September 29th, 2011
|03:51 pm - The Crawl Space Horror|
I keep wanting to write about Breaking Bad - there are only two more episodes to Season 4. But I hardly know how to begin. It is a masterpiece of TV writing, with direction and acting to match. It's like a master class in how to pack maximum significance into the available significators.
One of the ways it does this is to use tools taken from other genres. I wrote before about how it used eroticism as a tool, using romantic language and scenes transposed onto the three-way relationship between the main characters. But there are loads of other examples.
A small example from this week: character falls to the ground. Oranges drop onto him. This is a reference to The Godfather trilogy, in which oranges are a symbol of death. But it also works if you don't know the Godfather. The oranges fall, bounce. He's dead. And in fact, the scene is also quite like a scene from Fargo too, and the contrast in feel between the two types of gangster film is also significant. This type of direction maximises the carrying capacity of each frame. The use of orange is also an example of the way colour is employed very deliberately - and I think this season more than ever - like a sound track.
There are also cross-references within the series - what a swimming pool means, what cleaning the equipment means, what hair means.

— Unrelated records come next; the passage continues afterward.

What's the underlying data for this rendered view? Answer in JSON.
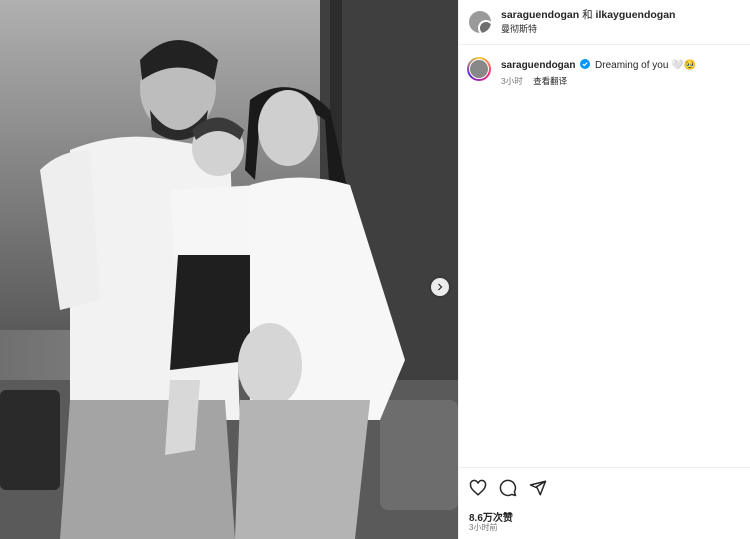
{
  "header": {
    "username": "saraguendogan",
    "conjunction": "和",
    "collaborator": "ilkayguendogan",
    "location": "曼彻斯特"
  },
  "caption": {
    "username": "saraguendogan",
    "text": "Dreaming of you 🤍🥹",
    "time": "3小时",
    "translate": "查看翻译"
  },
  "stats": {
    "views": "8.6万次赞",
    "time": "3小时前"
  },
  "icons": {
    "like": "heart-icon",
    "comment": "comment-icon",
    "share": "paper-plane-icon",
    "next": "chevron-right-icon",
    "verified": "verified-badge-icon"
  },
  "colors": {
    "verified": "#0095f6",
    "text": "#262626",
    "muted": "#737373"
  }
}
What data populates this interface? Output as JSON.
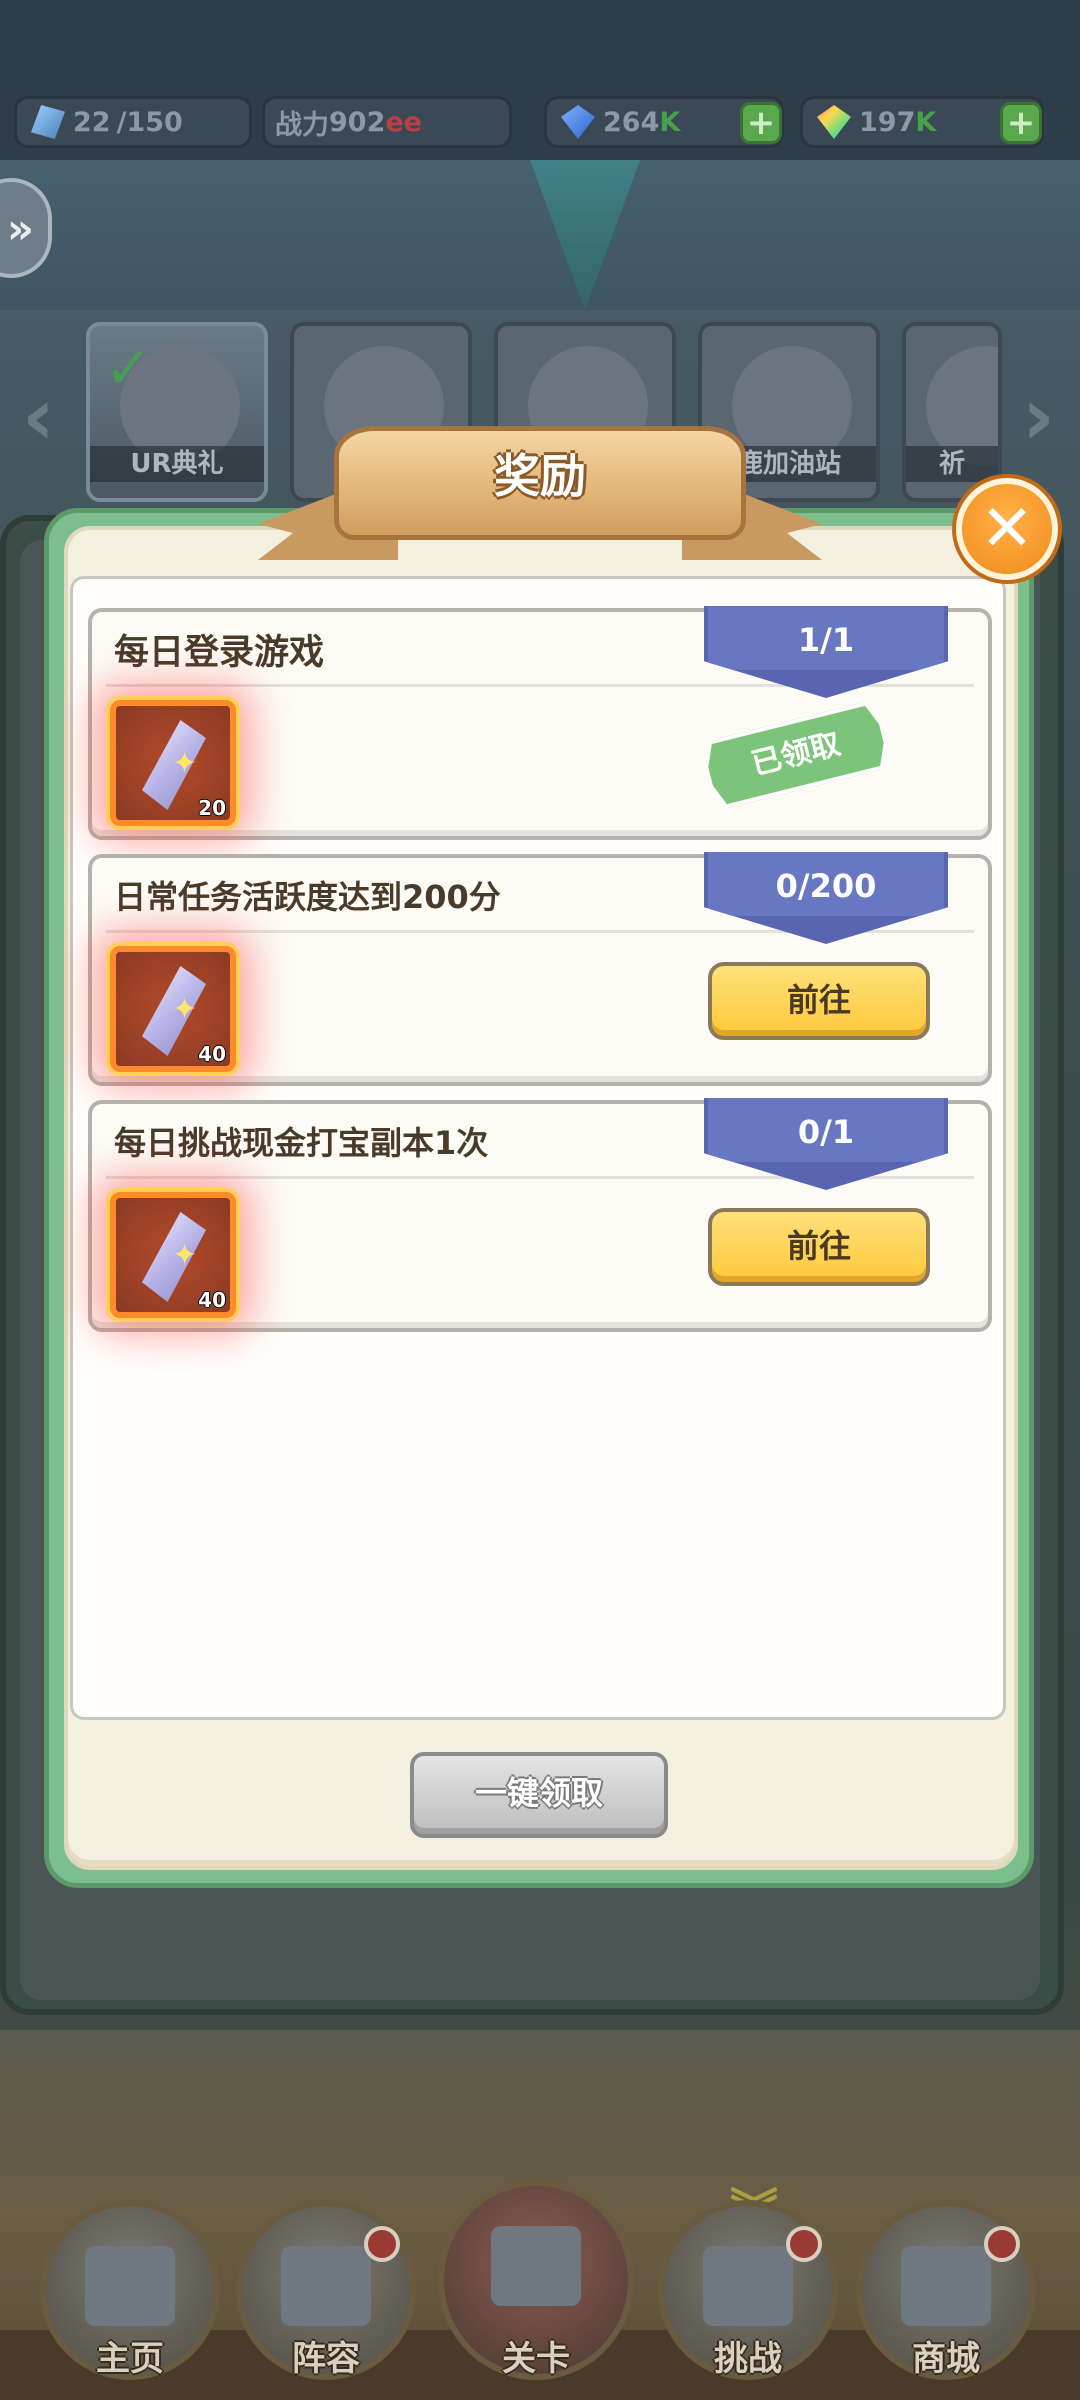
{
  "top_bar": {
    "crystals": {
      "value": "22",
      "max": "/150"
    },
    "power": {
      "label": "战力",
      "value": "902",
      "suffix": "ee"
    },
    "diamonds": {
      "value": "264",
      "suffix": "K"
    },
    "rainbow_gems": {
      "value": "197",
      "suffix": "K"
    },
    "plus_label": "+"
  },
  "side_button": {
    "label": "»"
  },
  "event_tabs": {
    "prev_arrow": "‹",
    "next_arrow": "›",
    "tabs": [
      {
        "label": "UR典礼",
        "active": true
      },
      {
        "label": ""
      },
      {
        "label": ""
      },
      {
        "label": "鹿加油站"
      },
      {
        "label": "祈"
      }
    ]
  },
  "modal": {
    "title": "奖励",
    "close_label": "✕",
    "tasks": [
      {
        "title": "每日登录游戏",
        "progress": "1/1",
        "reward_count": "20",
        "status": "已领取"
      },
      {
        "title": "日常任务活跃度达到200分",
        "progress": "0/200",
        "reward_count": "40",
        "action": "前往"
      },
      {
        "title": "每日挑战现金打宝副本1次",
        "progress": "0/1",
        "reward_count": "40",
        "action": "前往"
      }
    ],
    "claim_all": "一键领取"
  },
  "bottom_nav": {
    "items": [
      {
        "label": "主页"
      },
      {
        "label": "阵容"
      },
      {
        "label": "关卡"
      },
      {
        "label": "挑战"
      },
      {
        "label": "商城"
      }
    ],
    "chevron": "︾"
  },
  "colors": {
    "modal_border": "#7cbf8c",
    "progress_tag": "#6877c2",
    "go_button": "#ffc83a",
    "claimed_badge": "#7cc47a",
    "close_button": "#f18a1a"
  }
}
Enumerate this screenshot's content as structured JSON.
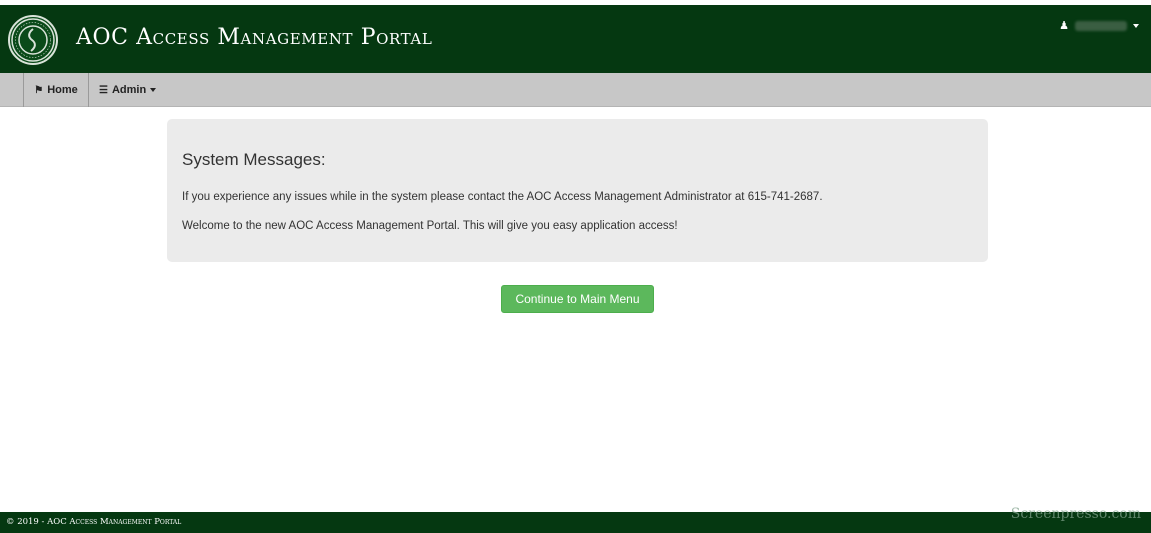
{
  "header": {
    "title": "AOC Access Management Portal",
    "logo_icon": "court-seal-icon",
    "user_icon": "user-icon"
  },
  "nav": {
    "items": [
      {
        "label": "Home",
        "icon": "home-icon"
      },
      {
        "label": "Admin",
        "icon": "list-icon"
      }
    ]
  },
  "messages": {
    "title": "System Messages:",
    "lines": [
      "If you experience any issues while in the system please contact the AOC Access Management Administrator at 615-741-2687.",
      "Welcome to the new AOC Access Management Portal. This will give you easy application access!"
    ]
  },
  "actions": {
    "continue_label": "Continue to Main Menu"
  },
  "footer": {
    "text": "© 2019 - AOC Access Management Portal"
  },
  "watermark": "Screenpresso.com",
  "colors": {
    "header_bg": "#053811",
    "nav_bg": "#c7c7c7",
    "panel_bg": "#ebebeb",
    "button": "#5cb85c"
  }
}
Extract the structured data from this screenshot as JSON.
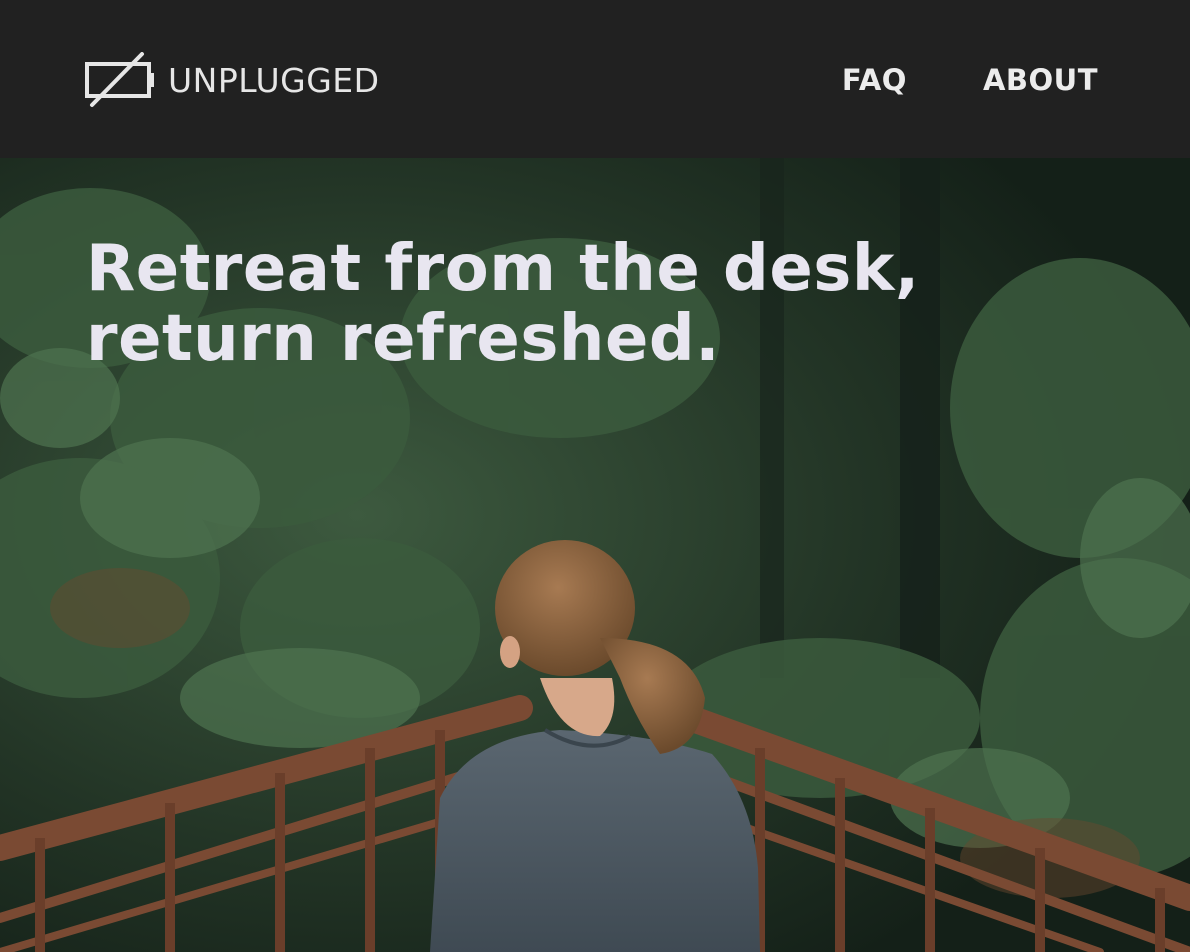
{
  "header": {
    "logo_text": "UNPLUGGED",
    "logo_icon": "battery-slash-icon",
    "nav": [
      {
        "label": "FAQ"
      },
      {
        "label": "ABOUT"
      }
    ]
  },
  "hero": {
    "headline_line1": "Retreat from the desk,",
    "headline_line2": "return refreshed."
  },
  "colors": {
    "header_bg": "#212121",
    "text_light": "#e8e6f0",
    "forest_dark": "#1b2a1e"
  }
}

Because of the intricacy of the whole, there is a backlog of significance to draw on.
In short, there's always extra content being conveyed by making maximum use of details which in other shows would be left to chance. Everything is layered, meaning other things. I often have to stop the playback and get up and walk around. It takes me about an hour and a half to watch 45 minutes.
This season they are increasingly taking symbols and tricks from the horror genre. The end of the most recent episode 'Crawl Space' was - if I say chilling it doesn't really convey. It was like David Lynch or The Shining. Crawl. Space. It's like HP Lovecraft. And there was nothing supernatural - there never has been anything unreal or uncanny. And yet it is all now uncanny, as if the characters this season have passed out of the normal world.
I can remember an example of this from The Wire - the Chief of Police drives around Hamsterdam, to see what he has wrought. Although in some ways the logic of The Wire supports what he has created, this scene is like a horror film. It's like hell actually. When Jesse had his breakdown earlier in the season his house became like Hamsterdam.
The end of this episode. If I describe it, you won't be any the wiser. Skyler walking up the corridor, and the sound of Marie talking on the answering machine in the kitchen, and Walt laughing in the background. That tells you nothing. The atmosphere for that little scene was - it was ghastly. It was pure horror.
I have *no* idea how they can have another season, when the combined life expectancy of the entire cast is about 13 minutes.
I know. Have you caught up with the story? I don't want to give anything away. Season 3 grew organically, and they changed their minds about how certain issues (like The Cousins) would be resolved. This season seems to be carefully constructed like a complex trap, funnelling everyone into some kind of dungeon of horror.
I read the AV Club write-ups every week, and the equation of N people trying to kill every character x N people trying to kill 'em right back gets larger and larger. Not to mention that fact that even if Walter were living a life of exemplary rectitude (...and getting the excellent treatment that his criminal activities are paying for...) he'd have a sell-by date anyway.
BTW I don't think I've seen it mentioned, but Walter's oncologist looks like Gus' Non-Evil Twin.
It never occurred to me but you are right. The cartel chemist that Jesse bossed around last week looks like Walt - bald with a goatee. I expect that added some energy to Jesse's ferocity.
|Date:||September 30th, 2011 09:37 pm (UTC)|| |
It sounds amazing. And horrible.
I must check it out! Thanks for this.
I think it is amazing, but I think quite a few people can't understand what I see in it. It starts as a comedy and gets darker, and it's not really a comedy at all now.
PS - but I think even if it's too dark for some people, it genuinely is a work of complete genius
Edited at 2011-10-01 07:49 pm (UTC)
I often have to stop the playback and get up and walk around.
Yes. So do I. And Vince and others have talked about hearing from viewers with the same compulsion.
Really? I often feel like a I'm dumb. Why do I have to pause this show I have been waiting all week to watch? But sometimes it's just so intense.
John De Lancie related a story about an acquaintance of his who said he had to pause playback, get up, and pace around the living room periodically during BB. Vince has definitely mentioned something about hearing similar stories since then. He's also said that some people can't even bear watching the episodes during the regular season because it's too nerve-wracking from week to week. They have to wait for the DVDs and watch them all in one go!
I definitely have gotten stuck at certain points in episodes, especially this season, where I have to go fuck around on Twitter or something for a while before I can go back to it.